## [What the exercise asks]
Your answer must contain each line of the listing in which "icon" appears, copied in full.

--- START ---

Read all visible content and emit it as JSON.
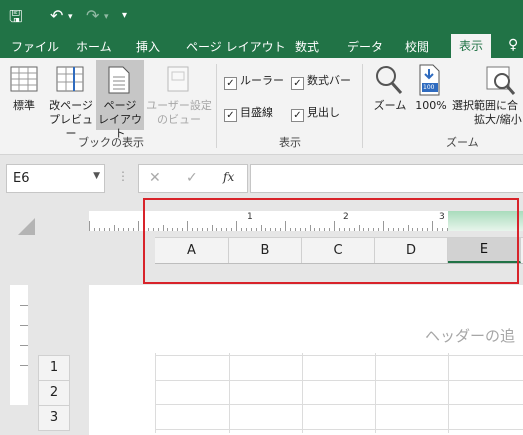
{
  "quick_access": {
    "save_icon": "save-icon",
    "undo_icon": "undo-icon",
    "redo_icon": "redo-icon",
    "customize_icon": "customize-qat-icon"
  },
  "tabs": [
    "ファイル",
    "ホーム",
    "挿入",
    "ページ レイアウト",
    "数式",
    "データ",
    "校閲",
    "表示"
  ],
  "active_tab": "表示",
  "ribbon": {
    "workbook_views": {
      "normal": "標準",
      "page_break_preview_1": "改ページ",
      "page_break_preview_2": "プレビュー",
      "page_layout_1": "ページ",
      "page_layout_2": "レイアウト",
      "custom_views_1": "ユーザー設定",
      "custom_views_2": "のビュー",
      "group_label": "ブックの表示"
    },
    "show": {
      "ruler": "ルーラー",
      "formula_bar": "数式バー",
      "gridlines": "目盛線",
      "headings": "見出し",
      "group_label": "表示"
    },
    "zoom": {
      "zoom": "ズーム",
      "zoom_100": "100%",
      "zoom_selection_1": "選択範囲に合",
      "zoom_selection_2": "拡大/縮小",
      "group_label": "ズーム",
      "zoom_100_badge": "100"
    }
  },
  "formula_bar": {
    "name_box": "E6",
    "cancel": "✕",
    "enter": "✓",
    "fx": "fx",
    "value": ""
  },
  "ruler": {
    "marks": [
      "1",
      "2",
      "3"
    ]
  },
  "columns": [
    "A",
    "B",
    "C",
    "D",
    "E"
  ],
  "selected_column": "E",
  "rows": [
    "1",
    "2",
    "3"
  ],
  "page_header_placeholder": "ヘッダーの追",
  "colors": {
    "excel_green": "#217346",
    "highlight_red": "#d8232a"
  }
}
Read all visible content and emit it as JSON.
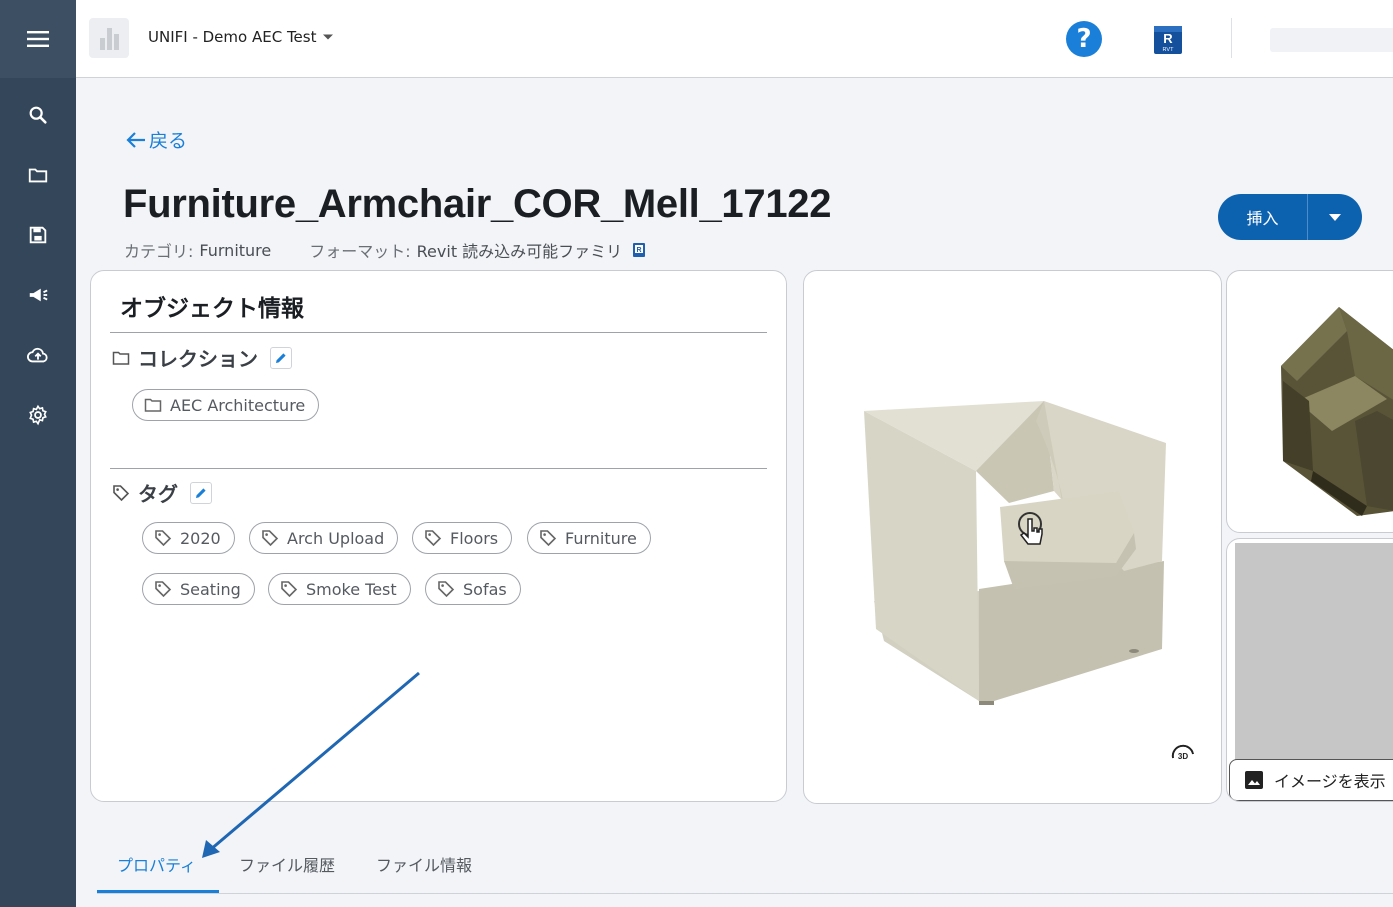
{
  "header": {
    "project_name": "UNIFI - Demo AEC Test",
    "help_glyph": "?",
    "revit_badge": "R",
    "revit_badge_sub": "RVT"
  },
  "sidebar": {
    "items": [
      {
        "icon": "menu-icon"
      },
      {
        "icon": "search-icon"
      },
      {
        "icon": "folder-icon"
      },
      {
        "icon": "save-icon"
      },
      {
        "icon": "megaphone-icon"
      },
      {
        "icon": "cloud-upload-icon"
      },
      {
        "icon": "gear-icon"
      }
    ]
  },
  "nav": {
    "back_label": "戻る"
  },
  "object": {
    "title": "Furniture_Armchair_COR_Mell_17122",
    "category_label": "カテゴリ:",
    "category_value": "Furniture",
    "format_label": "フォーマット:",
    "format_value": "Revit 読み込み可能ファミリ"
  },
  "actions": {
    "insert_label": "挿入"
  },
  "info": {
    "title": "オブジェクト情報",
    "collection_label": "コレクション",
    "collections": [
      "AEC Architecture"
    ],
    "tags_label": "タグ",
    "tags": [
      "2020",
      "Arch Upload",
      "Floors",
      "Furniture",
      "Seating",
      "Smoke Test",
      "Sofas"
    ]
  },
  "viewer": {
    "rotate_label": "3D",
    "show_image_label": "イメージを表示"
  },
  "tabs": [
    {
      "label": "プロパティ",
      "active": true
    },
    {
      "label": "ファイル履歴",
      "active": false
    },
    {
      "label": "ファイル情報",
      "active": false
    }
  ],
  "colors": {
    "accent": "#1a7fd8",
    "primary_button": "#0d62b0",
    "sidebar": "#34465a"
  }
}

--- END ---

## [Answer to this problem]
    "save_icon": "save-icon",
    "undo_icon": "undo-icon",
    "redo_icon": "redo-icon",
    "customize_icon": "customize-qat-icon"
        "icon": "menu-icon"
        "icon": "search-icon"
        "icon": "folder-icon"
        "icon": "save-icon"
        "icon": "megaphone-icon"
        "icon": "cloud-upload-icon"
        "icon": "gear-icon"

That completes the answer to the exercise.